Insurance companies perform premium audits on certain types of business policies because their unpredictable nature means that the premium rate must be estimated at first and corrected later. The insurance company conducts the audit at the end of the policy period to determine the business' actual possibility of loss, versus the loss risk that was estimated when its policy was first written. If, for example, a company's actual possibility of loss was lower than the initial estimate, the insurance company issues a refund check to the business to reimburse its premium overpayments. If its possibility of loss exceeded the estimate, the business owes the insurance company the amount of the premium that was underpaid.
Reasons for a Premium Audit
Insurance policies such as workers' compensation, general liability, liquor liability and garage liability are examples of policies that undergo premium audits. These types of policies have data that often change during the year, such as payroll, sales, total costs and admissions. The rates for these policies must be estimated at first and corrected later according to the actual data. Other reasons that an insurance company may conduct a premium audit include satisfying regulatory requirements or investigating the possibility of fraud.
Kinds of Premium Audits
A premium audit may take three forms: a self-audit, a phone audit and a physical audit. A self-audit requires the insured to fill out a form and mail the form and supporting documents back to the insurer. A phone audit is a self-audit followed by a call from the insurer to discuss the submitted data. A physical audit is an on-site inspection of the insured's place of business by the insurer, which may include a tour, a detailed review of the company's books, and a discussion of employees and their job descriptions.
A premium audit requires detailed data, such as the number of company employees, their names, job descriptions and wages. Financial data such as payroll and sales records, income statements, general ledger and cash disbursements are commonly required. Tax records and certificates of insurance for subcontractors are also usually requested.
As a business owner, you should be prepared to talk to your insurer ahead of time to see what information is needed for your specific audit. An audit is easier and faster when you have gathered all needed information ahead of time so that it is ready when called for. It also helps to assign a knowledgeable person to the auditor during a physical audit, who can guide the auditor through the workplace, answer questions and provide needed documents, according to Society Insurance.
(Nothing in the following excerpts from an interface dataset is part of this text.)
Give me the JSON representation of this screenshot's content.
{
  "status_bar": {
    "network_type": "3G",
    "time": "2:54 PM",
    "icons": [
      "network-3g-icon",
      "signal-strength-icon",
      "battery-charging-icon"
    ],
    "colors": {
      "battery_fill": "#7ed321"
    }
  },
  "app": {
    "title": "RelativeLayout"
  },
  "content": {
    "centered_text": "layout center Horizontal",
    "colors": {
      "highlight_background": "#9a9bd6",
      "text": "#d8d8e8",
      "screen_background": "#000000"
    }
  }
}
Mary Strain's first byline appeared in "Scholastic Scope Magazine" in 1978. She has written continually since then and has been a professional editor since 1994. Her work has appeared in "Seventeen Magazine," "The War Cry," "Young Salvationist," "Fireside Companion," "Leaders for Today" and "Creation Illustrated." She earned her Bachelor of Arts in English from Oglethorpe University in Atlanta.